There are still two unofficial routes to get Windows 10 for free

Remember that Windows 7/8.1 users could upgrade for free to Windows 10 for the first year of the new operating system’s existence? That offer officially expired at the end of July last year, but reportedly it’s still perfectly possible to make the leap to Windows 10 without paying a penny.

You may recall that back in August 2016, we reported on two methods which could still be used to achieve a free upgrade from Windows 7/8.1, and the good – and surprising – news is that both of these ways can still be successfully used.

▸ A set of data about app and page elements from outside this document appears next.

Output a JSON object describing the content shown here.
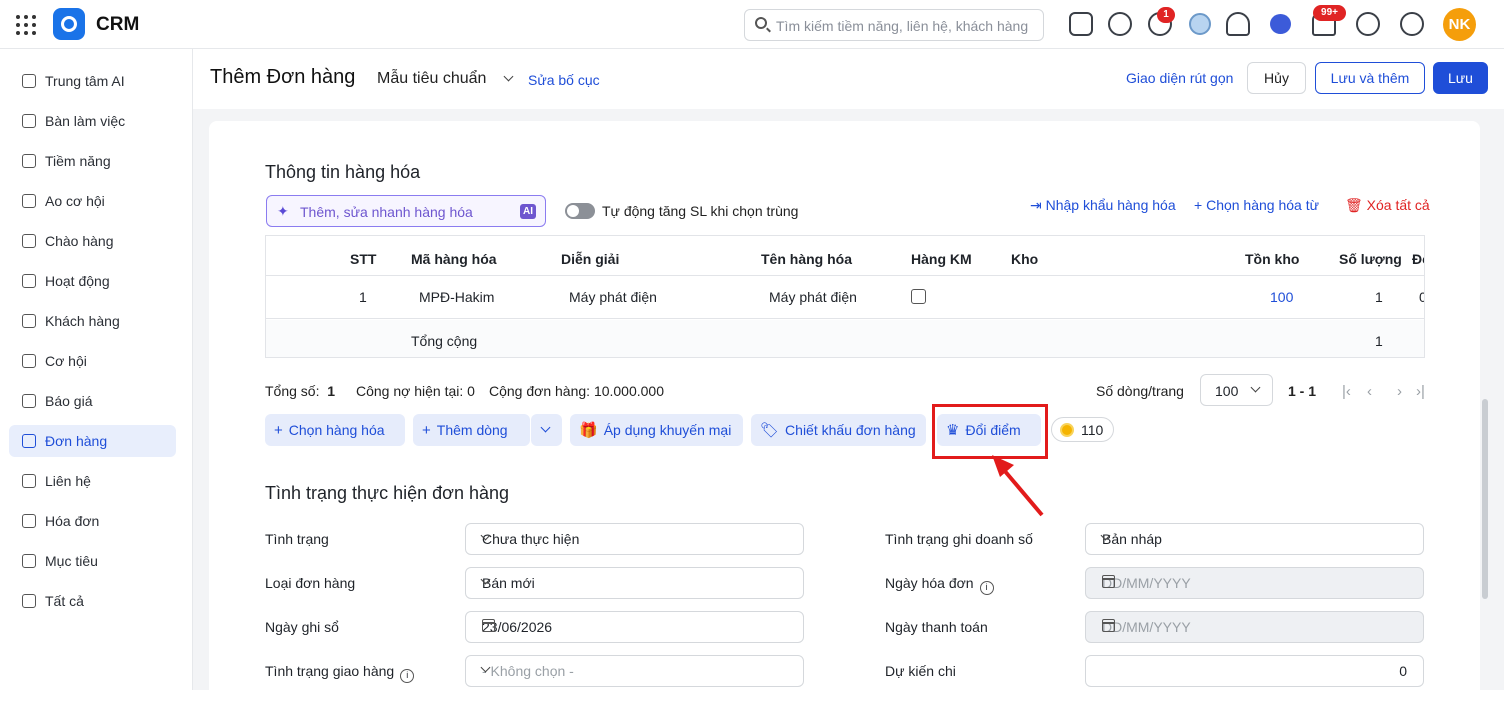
{
  "app": {
    "brand": "CRM"
  },
  "search": {
    "placeholder": "Tìm kiếm tiềm năng, liên hệ, khách hàng"
  },
  "notifications": {
    "timer_badge": "1",
    "bell_badge": "99+"
  },
  "user": {
    "initials": "NK"
  },
  "sidebar": {
    "items": [
      {
        "label": "Trung tâm AI",
        "icon": "sparkle-icon"
      },
      {
        "label": "Bàn làm việc",
        "icon": "home-icon"
      },
      {
        "label": "Tiềm năng",
        "icon": "user-circle-icon"
      },
      {
        "label": "Ao cơ hội",
        "icon": "people-icon"
      },
      {
        "label": "Chào hàng",
        "icon": "magnet-icon"
      },
      {
        "label": "Hoạt động",
        "icon": "activity-icon"
      },
      {
        "label": "Khách hàng",
        "icon": "building-icon"
      },
      {
        "label": "Cơ hội",
        "icon": "box-icon"
      },
      {
        "label": "Báo giá",
        "icon": "quote-doc-icon"
      },
      {
        "label": "Đơn hàng",
        "icon": "cart-icon"
      },
      {
        "label": "Liên hệ",
        "icon": "contact-icon"
      },
      {
        "label": "Hóa đơn",
        "icon": "invoice-icon"
      },
      {
        "label": "Mục tiêu",
        "icon": "target-icon"
      },
      {
        "label": "Tất cả",
        "icon": "menu-icon"
      }
    ],
    "active_index": 9
  },
  "header": {
    "title": "Thêm Đơn hàng",
    "template": "Mẫu tiêu chuẩn",
    "edit_layout": "Sửa bố cục",
    "compact_view": "Giao diện rút gọn",
    "cancel": "Hủy",
    "save_and_add": "Lưu và thêm",
    "save": "Lưu"
  },
  "goods": {
    "section_title": "Thông tin hàng hóa",
    "ai_placeholder": "Thêm, sửa nhanh hàng hóa",
    "ai_badge": "AI",
    "auto_increase": "Tự động tăng SL khi chọn trùng",
    "import": "Nhập khẩu hàng hóa",
    "choose_from": "Chọn hàng hóa từ",
    "delete_all": "Xóa tất cả",
    "columns": [
      "STT",
      "Mã hàng hóa",
      "Diễn giải",
      "Tên hàng hóa",
      "Hàng KM",
      "Kho",
      "Tồn kho",
      "Số lượng",
      "Đơ"
    ],
    "rows": [
      {
        "stt": "1",
        "code": "MPĐ-Hakim",
        "desc": "Máy phát điện",
        "name": "Máy phát điện",
        "stock": "100",
        "qty": "1",
        "extra": "0"
      }
    ],
    "footer_label": "Tổng cộng",
    "footer_qty": "1",
    "summary": {
      "total_label": "Tổng số:",
      "total_value": "1",
      "debt_label": "Công nợ hiện tại:",
      "debt_value": "0",
      "order_sum_label": "Cộng đơn hàng:",
      "order_sum_value": "10.000.000"
    },
    "pagination": {
      "rows_per_page_label": "Số dòng/trang",
      "rows_per_page": "100",
      "range": "1 - 1"
    },
    "actions": {
      "choose_goods": "Chọn hàng hóa",
      "add_row": "Thêm dòng",
      "apply_promo": "Áp dụng khuyến mại",
      "order_discount": "Chiết khấu đơn hàng",
      "redeem_points": "Đổi điểm",
      "points": "110"
    }
  },
  "status": {
    "section_title": "Tình trạng thực hiện đơn hàng",
    "fields_left": [
      {
        "label": "Tình trạng",
        "value": "Chưa thực hiện",
        "kind": "select"
      },
      {
        "label": "Loại đơn hàng",
        "value": "Bán mới",
        "kind": "select"
      },
      {
        "label": "Ngày ghi sổ",
        "value": "23/06/2026",
        "kind": "date"
      },
      {
        "label": "Tình trạng giao hàng",
        "value": "- Không chọn -",
        "kind": "select"
      }
    ],
    "fields_right": [
      {
        "label": "Tình trạng ghi doanh số",
        "value": "Bản nháp",
        "kind": "select"
      },
      {
        "label": "Ngày hóa đơn",
        "value": "DD/MM/YYYY",
        "kind": "date"
      },
      {
        "label": "Ngày thanh toán",
        "value": "DD/MM/YYYY",
        "kind": "date"
      },
      {
        "label": "Dự kiến chi",
        "value": "0",
        "kind": "number"
      }
    ]
  },
  "colors": {
    "primary": "#1f4ed8",
    "highlight": "#e21b1b",
    "avatar": "#f59e0b"
  }
}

According to Techspot, the Windows 10 free upgrade for customers who use assistive technologies to help them operate their PC is still open to anyone – meaning that Microsoft doesn’t check whether you actually need to use these assistive utilities such as the screen reader.

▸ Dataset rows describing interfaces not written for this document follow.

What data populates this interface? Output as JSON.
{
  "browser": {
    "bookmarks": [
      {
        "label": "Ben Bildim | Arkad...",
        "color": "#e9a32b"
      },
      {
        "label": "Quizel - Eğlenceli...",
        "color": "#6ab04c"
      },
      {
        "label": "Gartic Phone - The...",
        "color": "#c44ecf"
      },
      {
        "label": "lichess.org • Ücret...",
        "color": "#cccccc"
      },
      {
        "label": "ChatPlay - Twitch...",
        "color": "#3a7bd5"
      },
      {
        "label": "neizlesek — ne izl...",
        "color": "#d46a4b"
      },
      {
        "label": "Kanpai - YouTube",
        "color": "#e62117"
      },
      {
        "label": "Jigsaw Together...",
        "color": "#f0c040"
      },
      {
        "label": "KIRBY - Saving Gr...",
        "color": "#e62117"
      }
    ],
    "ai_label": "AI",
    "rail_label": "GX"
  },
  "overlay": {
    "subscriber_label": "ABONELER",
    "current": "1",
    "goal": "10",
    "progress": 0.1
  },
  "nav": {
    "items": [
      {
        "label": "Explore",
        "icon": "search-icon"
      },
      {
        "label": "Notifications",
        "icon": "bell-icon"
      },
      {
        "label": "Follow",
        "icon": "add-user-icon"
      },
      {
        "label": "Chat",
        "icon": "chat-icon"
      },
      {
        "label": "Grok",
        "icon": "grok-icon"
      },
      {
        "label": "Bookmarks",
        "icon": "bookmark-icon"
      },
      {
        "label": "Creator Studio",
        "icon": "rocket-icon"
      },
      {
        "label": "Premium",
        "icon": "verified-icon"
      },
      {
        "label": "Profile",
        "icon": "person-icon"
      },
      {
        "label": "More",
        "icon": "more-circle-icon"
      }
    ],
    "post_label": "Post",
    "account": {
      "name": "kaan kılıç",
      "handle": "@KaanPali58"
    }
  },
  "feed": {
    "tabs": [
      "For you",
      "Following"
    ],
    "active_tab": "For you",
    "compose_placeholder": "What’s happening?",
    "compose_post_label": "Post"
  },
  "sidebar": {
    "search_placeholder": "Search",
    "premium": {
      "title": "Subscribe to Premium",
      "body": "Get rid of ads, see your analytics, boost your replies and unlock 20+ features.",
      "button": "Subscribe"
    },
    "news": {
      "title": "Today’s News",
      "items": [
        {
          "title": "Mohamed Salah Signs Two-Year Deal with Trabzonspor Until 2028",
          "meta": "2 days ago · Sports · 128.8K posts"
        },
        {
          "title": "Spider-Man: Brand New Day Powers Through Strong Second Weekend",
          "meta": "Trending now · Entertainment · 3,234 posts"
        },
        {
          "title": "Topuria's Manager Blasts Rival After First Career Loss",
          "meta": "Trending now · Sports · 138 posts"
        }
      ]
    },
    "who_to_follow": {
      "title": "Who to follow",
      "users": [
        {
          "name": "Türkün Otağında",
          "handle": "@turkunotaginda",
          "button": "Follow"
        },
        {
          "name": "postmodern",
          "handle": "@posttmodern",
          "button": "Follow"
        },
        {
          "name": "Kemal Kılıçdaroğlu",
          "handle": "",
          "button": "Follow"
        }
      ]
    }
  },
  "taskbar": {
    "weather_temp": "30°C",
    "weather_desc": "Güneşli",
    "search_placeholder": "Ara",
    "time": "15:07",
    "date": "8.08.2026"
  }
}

As we pointed out in the past, this is certainly a morally questionable route for obtaining your free upgrade.

Old key

Although the other method of using an old Windows 7/8.1 product key also still works, which is even more surprising – we’d have definitely thought Microsoft would have closed this loophole by now.

Of course, more users migrating to the newest OS won’t hurt Microsoft’s adoption figures which are still being carefully scrutinized, so perhaps we shouldn’t be so surprised that these unofficial loopholes remain.

However, they certainly won’t remain forever, so if you’ve been regretting not upgrading, it’s probably best to take the plunge sooner rather than later. A new OS for a New Year…